____ Records for the task

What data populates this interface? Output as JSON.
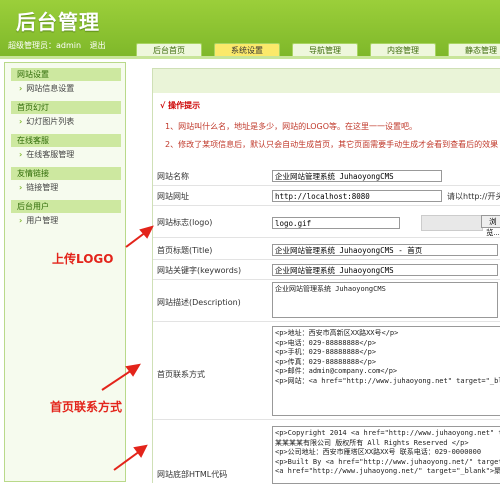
{
  "header": {
    "title": "后台管理",
    "user_label": "超级管理员：admin",
    "logout": "退出",
    "tabs": [
      "后台首页",
      "系统设置",
      "导航管理",
      "内容管理",
      "静态管理"
    ]
  },
  "sidebar": {
    "groups": [
      {
        "title": "网站设置",
        "items": [
          "网站信息设置"
        ]
      },
      {
        "title": "首页幻灯",
        "items": [
          "幻灯图片列表"
        ]
      },
      {
        "title": "在线客服",
        "items": [
          "在线客服管理"
        ]
      },
      {
        "title": "友情链接",
        "items": [
          "链接管理"
        ]
      },
      {
        "title": "后台用户",
        "items": [
          "用户管理"
        ]
      }
    ]
  },
  "tips": {
    "title": "√ 操作提示",
    "line1": "1、网站叫什么名，地址是多少，网站的LOGO等。在这里一一设置吧。",
    "line2": "2、修改了某项信息后，默认只会自动生成首页，其它页面需要手动生成才会看到查看后的效果"
  },
  "form": {
    "site_name": {
      "label": "网站名称",
      "value": "企业网站管理系统 JuhaoyongCMS"
    },
    "site_url": {
      "label": "网站网址",
      "value": "http://localhost:8080",
      "hint": "请以http://开头"
    },
    "logo": {
      "label": "网站标志(logo)",
      "value": "logo.gif",
      "browse": "浏览..."
    },
    "page_title": {
      "label": "首页标题(Title)",
      "value": "企业网站管理系统 JuhaoyongCMS - 首页"
    },
    "keywords": {
      "label": "网站关键字(keywords)",
      "value": "企业网站管理系统 JuhaoyongCMS"
    },
    "description": {
      "label": "网站描述(Description)",
      "value": "企业网站管理系统 JuhaoyongCMS"
    },
    "contact": {
      "label": "首页联系方式",
      "value": "<p>地址：西安市高新区XX路XX号</p>\n<p>电话：029-88888888</p>\n<p>手机：029-88888888</p>\n<p>传真：029-88888888</p>\n<p>邮件：admin@company.com</p>\n<p>网站：<a href=\"http://www.juhaoyong.net\" target=\"_blank"
    },
    "footer": {
      "label": "网站底部HTML代码",
      "value": "<p>Copyright 2014 <a href=\"http://www.juhaoyong.net\" targ\n某某某某有限公司 版权所有 All Rights Reserved </p>\n<p>公司地址：西安市雁塔区XX路XX号 联系电话：029-0000000\n<p>Built By <a href=\"http://www.juhaoyong.net/\" target=\"_\n<a href=\"http://www.juhaoyong.net/\" target=\"_blank\">聚好"
    }
  },
  "annotations": {
    "upload_logo": "上传LOGO",
    "contact": "首页联系方式"
  }
}
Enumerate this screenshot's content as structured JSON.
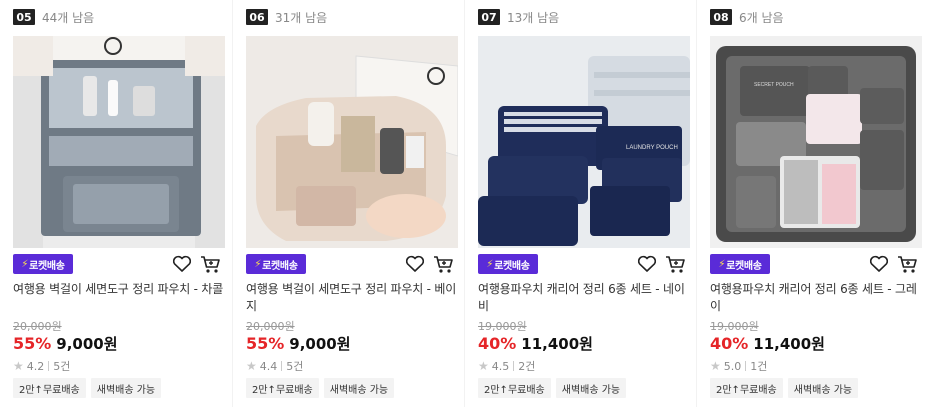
{
  "brand": {
    "rocket_badge": "로켓배송",
    "rocket_color": "#5a2bd8",
    "discount_color": "#e52528"
  },
  "products": [
    {
      "rank": "05",
      "stock": "44개 남음",
      "title": "여행용 벽걸이 세면도구 정리 파우치 - 차콜",
      "original_price": "20,000원",
      "discount": "55%",
      "price": "9,000원",
      "rating": "4.2",
      "reviews": "5건",
      "tags": [
        "2만↑무료배송",
        "새벽배송 가능"
      ],
      "image": "hanging-toiletry-pouch-charcoal"
    },
    {
      "rank": "06",
      "stock": "31개 남음",
      "title": "여행용 벽걸이 세면도구 정리 파우치 - 베이지",
      "original_price": "20,000원",
      "discount": "55%",
      "price": "9,000원",
      "rating": "4.4",
      "reviews": "5건",
      "tags": [
        "2만↑무료배송",
        "새벽배송 가능"
      ],
      "image": "hanging-toiletry-pouch-beige"
    },
    {
      "rank": "07",
      "stock": "13개 남음",
      "title": "여행용파우치 캐리어 정리 6종 세트 - 네이비",
      "original_price": "19,000원",
      "discount": "40%",
      "price": "11,400원",
      "rating": "4.5",
      "reviews": "2건",
      "tags": [
        "2만↑무료배송",
        "새벽배송 가능"
      ],
      "image": "packing-cubes-navy",
      "image_text": "LAUNDRY POUCH"
    },
    {
      "rank": "08",
      "stock": "6개 남음",
      "title": "여행용파우치 캐리어 정리 6종 세트 - 그레이",
      "original_price": "19,000원",
      "discount": "40%",
      "price": "11,400원",
      "rating": "5.0",
      "reviews": "1건",
      "tags": [
        "2만↑무료배송",
        "새벽배송 가능"
      ],
      "image": "packing-cubes-grey",
      "image_text": "SECRET POUCH"
    }
  ],
  "icons": {
    "wishlist": "heart-icon",
    "cart": "cart-icon",
    "star": "star-icon"
  }
}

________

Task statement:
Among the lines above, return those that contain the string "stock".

Task response:
      "stock": "44개 남음",
      "stock": "31개 남음",
      "stock": "13개 남음",
      "stock": "6개 남음",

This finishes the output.